Frequently Asked Questions

 

When is the special election? 

March 3, 2020 from 7AM to 8PM

Where can I vote?

Boone County voters will vote at the Madrid Community Room or in Luther at their normal polling places. Dallas County voters will also vote at the Madrid Community Room. Polk County voters will be voting at the Sheldahl City Hall.

What is being proposed? 

Specifics:

  • Build 5 additional classrooms (1/Elem & 4/Jr-Sr High)

  • New/additional restrooms (including new in the Kindergarten wing)

  • New or renovated conference room and/or collaborative spaces

  • Renovated main office space at Jr/Sr High

  • Moving the Elem office to include multiple spaces to serve student needs

  • New media center/library at the Elem

  • Renovating the external building (N of Elem) to allow for two, 4-year old preschool rooms

Overall:

  • Ability to better serve counseling, at-risk and other student needs at both buildings

  • Ability to serve 3 sections per grade (grades K - 5 at the Elementary)

  • House all K–5 student services within the main Elem building 

  • Appropriate space to allow up to 3 sections/classes of 6th grade at the Jr/Sr High (along with the current grades 7–12 grades)

What is the total estimated cost for the project?

The estimated cost is 5.8 million dollars.

If the bond issue is successful, when will construction be completed?

If funded, the very general timeline would be the architect doing the detailed design/drawings of the two building projects beginning in April 2020. This will last about six months to September of 2020.  The bidding would take place approximately October 2020.  This will probably not allow construction to start until April of 2021.  If things go as planned, the Jr/Sr high work would be completed mid-year, so approximately a January 2022 completion date.  The elementary has more renovation and inside work, giving it an approximate completion date of August 2022.

If the bond issue passes, how will it impact my property taxes?

The projections indicate a minimal-to-neutral impact on the overall school tax levy rate. There are multiple factors that impact the property taxes paid. First, the assessed valuation of the property is established by the County assessor’s office. Second, the State determines the percentage of the assessed valuation that will be taxed (“rollback rates”). Third, the District uses the taxable valuation in establishing its budget and overall school tax levy rate for the year. While the District has some control over the third variable, the first and second variables are outside of the District’s control.  District projections indicate a minimal to neutral impact on the third variable, the overall school tax levy rate. If property valuations increase or decrease and the property tax levy rate remains relatively the same, in general, the overall property taxes paid to the District would change accordingly.

How is it possible to pass a bond issue and have a minimal to neutral tax impact to the school tax rate levy?

Bonded indebtedness is paid by the debt service levy which is a component of the overall school district’s tax levy rate. The overall school tax levy rate is made of multiple areas, which included funding the property portion of the District’s general fund that is not paid by state aid (payment of salaries, benefits, energy costs, curriculum, etc.), among other items. Even though there will be the need to ask for a higher debt service levy tax rate as compared to the current levy rate for the existing debt, the District’s five-year projection model shows a minimal-to-neutral effect for the overall tax levy rate.
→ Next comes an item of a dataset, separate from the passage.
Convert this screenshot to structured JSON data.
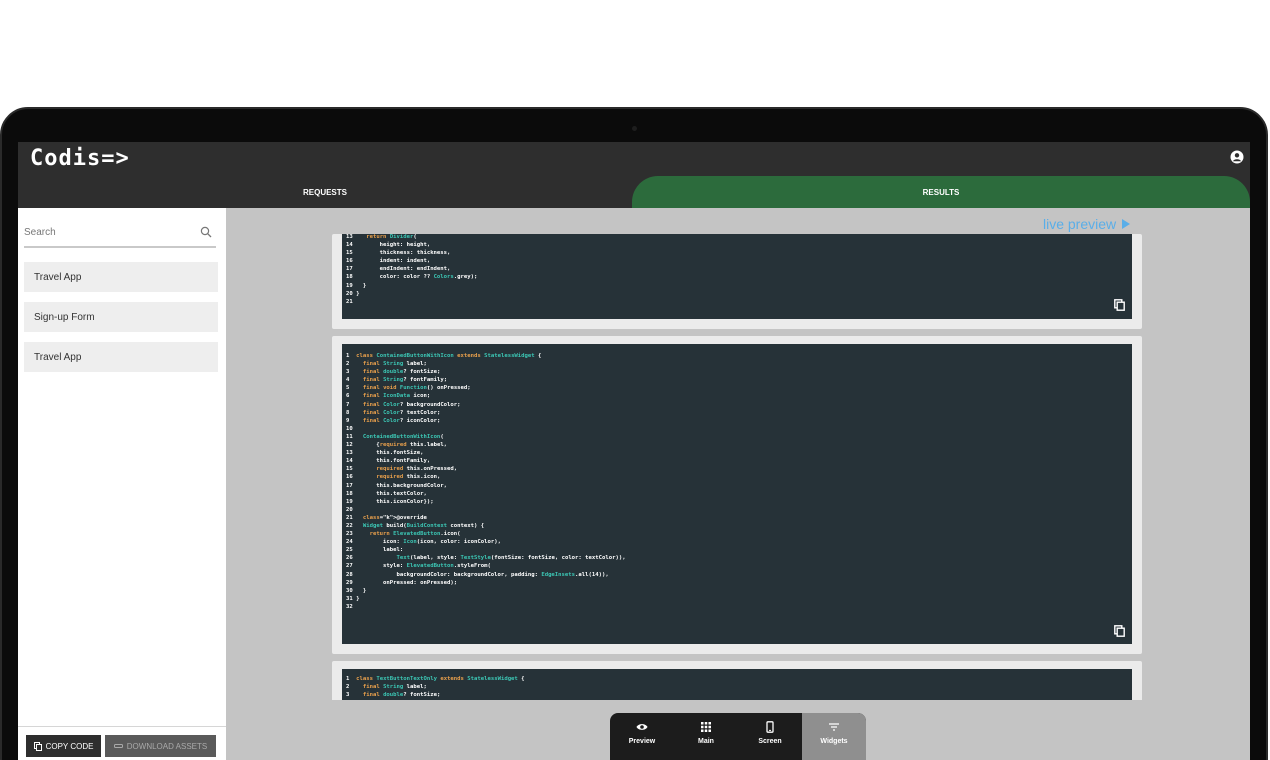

Through refinancing the current bond obligation with the new bond, along with extending the term and the annual realignment of the various components of the overall school tax levy rate asking, the District projects a minimal-to-neutral overall school tax levy rate effect. 

Memo on financing and keeping the overall school tax level minimal to neutral

Memo on the Debt Service Structure

How was the district master plan created?

The master plan was initially started by administration looking at the facilities needs of the district.  A facilities committee was formed and concepts, discussion of needs, sharing and input was provided by the facilities committee.  This committee started its work in March of 2018.  This committee was made up of representation of staff, community members, parents, administration and two board members.  A student and staff forum also took place as part of the process.  Once the concept to meet the needs began to take shape, an executive committee was formed to work with the architect and continue to refine and develop plans.  The executive committee was made up of the two building principals, two board members and the superintendent.